In part I of this blog I proposed an activity to define a single content standard for representing general patient history – something that would make it easy both for patients visiting different healthcare providers but also for researchers to better manage and utilize the information value of medical history when recruiting or enrolling clinical trial subjects. But this is only one of the ways our healthcare system annoys patients. Another is the single-most asked question when visiting any provider each and every time — “What meds are you taking?

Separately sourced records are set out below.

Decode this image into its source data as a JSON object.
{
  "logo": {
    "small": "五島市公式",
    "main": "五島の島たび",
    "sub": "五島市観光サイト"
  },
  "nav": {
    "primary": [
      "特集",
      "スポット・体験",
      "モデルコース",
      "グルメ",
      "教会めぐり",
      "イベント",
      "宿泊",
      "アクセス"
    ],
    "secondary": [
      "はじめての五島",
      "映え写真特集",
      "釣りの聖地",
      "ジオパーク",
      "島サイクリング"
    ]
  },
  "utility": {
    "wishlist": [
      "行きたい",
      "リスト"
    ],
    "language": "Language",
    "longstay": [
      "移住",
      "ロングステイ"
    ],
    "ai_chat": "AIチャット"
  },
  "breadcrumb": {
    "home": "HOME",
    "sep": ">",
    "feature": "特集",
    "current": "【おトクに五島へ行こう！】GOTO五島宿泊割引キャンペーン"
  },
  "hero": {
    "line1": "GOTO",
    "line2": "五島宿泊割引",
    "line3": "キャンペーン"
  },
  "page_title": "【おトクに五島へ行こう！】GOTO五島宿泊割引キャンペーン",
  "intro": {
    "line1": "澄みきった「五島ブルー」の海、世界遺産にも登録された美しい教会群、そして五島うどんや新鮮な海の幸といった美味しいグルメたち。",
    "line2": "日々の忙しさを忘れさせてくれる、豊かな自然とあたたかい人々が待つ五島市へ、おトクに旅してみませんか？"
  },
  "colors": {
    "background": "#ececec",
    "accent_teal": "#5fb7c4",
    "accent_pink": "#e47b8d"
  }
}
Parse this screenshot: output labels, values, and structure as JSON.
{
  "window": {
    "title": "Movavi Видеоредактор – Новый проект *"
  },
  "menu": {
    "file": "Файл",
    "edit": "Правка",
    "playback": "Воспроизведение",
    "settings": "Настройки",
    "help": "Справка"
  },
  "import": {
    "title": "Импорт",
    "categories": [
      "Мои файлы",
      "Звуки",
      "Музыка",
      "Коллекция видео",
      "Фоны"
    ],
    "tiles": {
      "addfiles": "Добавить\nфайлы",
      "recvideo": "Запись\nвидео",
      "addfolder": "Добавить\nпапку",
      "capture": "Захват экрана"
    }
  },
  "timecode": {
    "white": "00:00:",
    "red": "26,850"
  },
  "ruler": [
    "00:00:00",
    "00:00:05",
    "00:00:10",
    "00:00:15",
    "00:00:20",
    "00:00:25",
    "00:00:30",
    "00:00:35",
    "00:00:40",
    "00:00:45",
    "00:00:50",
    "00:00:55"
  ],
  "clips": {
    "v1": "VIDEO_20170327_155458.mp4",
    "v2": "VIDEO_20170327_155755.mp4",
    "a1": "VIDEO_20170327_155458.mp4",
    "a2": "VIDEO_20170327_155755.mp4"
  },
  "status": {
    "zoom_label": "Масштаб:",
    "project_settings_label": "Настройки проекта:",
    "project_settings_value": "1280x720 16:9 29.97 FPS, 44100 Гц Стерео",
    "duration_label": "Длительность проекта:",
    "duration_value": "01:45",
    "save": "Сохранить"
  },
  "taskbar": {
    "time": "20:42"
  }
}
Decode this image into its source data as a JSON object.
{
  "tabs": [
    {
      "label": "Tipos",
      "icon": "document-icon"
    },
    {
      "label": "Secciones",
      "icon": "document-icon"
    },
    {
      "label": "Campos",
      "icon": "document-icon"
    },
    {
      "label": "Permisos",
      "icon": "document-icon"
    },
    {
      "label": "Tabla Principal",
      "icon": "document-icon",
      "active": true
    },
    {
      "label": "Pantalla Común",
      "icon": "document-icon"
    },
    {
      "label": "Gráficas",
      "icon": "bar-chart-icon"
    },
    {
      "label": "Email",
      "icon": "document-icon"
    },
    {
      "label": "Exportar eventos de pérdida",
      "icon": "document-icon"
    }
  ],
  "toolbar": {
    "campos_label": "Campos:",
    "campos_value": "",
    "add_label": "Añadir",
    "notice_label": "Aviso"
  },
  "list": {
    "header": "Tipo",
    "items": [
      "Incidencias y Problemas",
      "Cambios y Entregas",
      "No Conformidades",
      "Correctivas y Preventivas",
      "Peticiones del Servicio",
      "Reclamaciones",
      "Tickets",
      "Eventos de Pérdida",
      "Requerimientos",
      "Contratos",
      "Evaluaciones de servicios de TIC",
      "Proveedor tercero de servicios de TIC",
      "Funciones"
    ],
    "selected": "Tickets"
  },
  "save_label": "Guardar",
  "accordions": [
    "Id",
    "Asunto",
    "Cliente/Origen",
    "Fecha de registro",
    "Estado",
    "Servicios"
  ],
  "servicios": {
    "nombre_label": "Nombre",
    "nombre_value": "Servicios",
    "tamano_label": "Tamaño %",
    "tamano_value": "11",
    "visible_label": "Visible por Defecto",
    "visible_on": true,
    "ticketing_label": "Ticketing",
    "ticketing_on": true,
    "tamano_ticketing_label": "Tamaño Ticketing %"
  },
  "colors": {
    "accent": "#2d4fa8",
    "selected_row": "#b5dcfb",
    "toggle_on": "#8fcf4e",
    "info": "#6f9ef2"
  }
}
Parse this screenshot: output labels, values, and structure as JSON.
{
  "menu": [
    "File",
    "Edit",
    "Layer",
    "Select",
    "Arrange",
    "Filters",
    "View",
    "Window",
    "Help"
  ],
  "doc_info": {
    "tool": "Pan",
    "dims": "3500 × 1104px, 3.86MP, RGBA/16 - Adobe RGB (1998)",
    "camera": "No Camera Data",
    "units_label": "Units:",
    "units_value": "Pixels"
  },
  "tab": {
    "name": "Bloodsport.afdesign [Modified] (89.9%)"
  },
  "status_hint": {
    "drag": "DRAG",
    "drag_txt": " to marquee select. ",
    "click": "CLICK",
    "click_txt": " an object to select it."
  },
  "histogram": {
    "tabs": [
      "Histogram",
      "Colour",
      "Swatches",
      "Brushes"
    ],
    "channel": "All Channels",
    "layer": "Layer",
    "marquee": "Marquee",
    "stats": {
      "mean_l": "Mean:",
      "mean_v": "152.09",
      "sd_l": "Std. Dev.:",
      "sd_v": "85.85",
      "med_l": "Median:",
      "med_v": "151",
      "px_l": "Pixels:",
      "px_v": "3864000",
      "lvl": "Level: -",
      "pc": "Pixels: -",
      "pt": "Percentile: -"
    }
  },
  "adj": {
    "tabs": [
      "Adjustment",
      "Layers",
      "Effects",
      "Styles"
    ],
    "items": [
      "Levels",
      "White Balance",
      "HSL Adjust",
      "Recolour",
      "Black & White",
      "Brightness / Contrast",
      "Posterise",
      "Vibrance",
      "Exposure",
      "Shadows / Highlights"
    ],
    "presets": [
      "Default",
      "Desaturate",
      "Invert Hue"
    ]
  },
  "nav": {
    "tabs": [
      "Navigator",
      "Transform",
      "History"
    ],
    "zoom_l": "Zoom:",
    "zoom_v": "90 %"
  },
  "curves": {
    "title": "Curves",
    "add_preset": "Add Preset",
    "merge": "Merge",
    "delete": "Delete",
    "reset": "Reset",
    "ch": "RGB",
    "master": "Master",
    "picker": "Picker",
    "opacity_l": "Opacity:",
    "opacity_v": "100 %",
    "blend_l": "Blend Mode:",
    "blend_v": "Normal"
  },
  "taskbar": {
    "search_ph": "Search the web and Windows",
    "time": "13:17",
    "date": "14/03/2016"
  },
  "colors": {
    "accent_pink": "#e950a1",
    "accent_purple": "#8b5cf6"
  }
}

Now, I’m disputing the need to ask. We know that many serious drug-related adverse events may stem from drug interactions, and that many patient conditions may just as well be caused as cured by certain drugs. The problem is that we seem to handle this data so poorly, and instead of following the mantra of “Collect once, use many times” providers and researchers just keep collecting over and over again – and sloppily at that.
In my case, I always keep a simple document of all the meds I’m on plus any nutritional supplements I may take with dosages and frequencies included. I print this out and bring a long a USB drive with the same material. Even so, I’m almost always asked to write it down on one of those paper forms – just like that annoying medical history form. Then someone types it into a system. Just like a game of telephone, the data may get slightly skewed with each new transcription – which is yet another reason why the question must be asked each time. At one provider (when I needed an ECG) I had to repeat it 3 times to a nurse, doctor and an intern – despite handing in the printout and copying it to their form.
When I type “medication tracker” in the Apple App Store, I get 148 hits of apps that can do this for me, and I know of websites that offer to do the same. What I can’t seem to find is a simple standard way of recording my medication use data once so that all of my providers (or any research investigators) could access a single trusted source of information for Patient Wayne. My ideal meds app would allow me to pick each med I’m taking from a list of available medications that are coded according to NCD, RxNorm and WHODRUG codes, perhaps be able to import a record of a new prescription from my docs automatically, and allow me to edit my actual usage data before my next doctor visit if I changed my habits. I’d still expect the doc to ask to confirm, but only after looking at my current official list.
There are multiple ways to make such accessible – perhaps I might have a Personal Health Record (such as the ones that Microsoft and Google were trying to power through Healthvault and Google Health). Or maybe I can just use the portal of my primary care provider and trust them to make it accessible to all the other specialists I must occasionally visit (of course, this presumes that interoperability between providers actually is functional, which hasn’t been true so far in my case to date). Or maybe it’s just an XML file on my phone that I can send on demand.
Wouldn’t this be better than having me scribble this on a form over and over, or a physician having to guess if I happened to be pulled unconscious into an ER one of these days, or with data managers having to deal with sloppy and unreliable data on a ConMeds CRF? Having ready access to reliable medication use data for patients could be a tremendous boost to pharmacovigilance and epidemiological research as well.
Yes, Interoperability should be great once it finally arrives. In the meantime, can’t we just find a simpler, standardized way for my doctors to know my meds?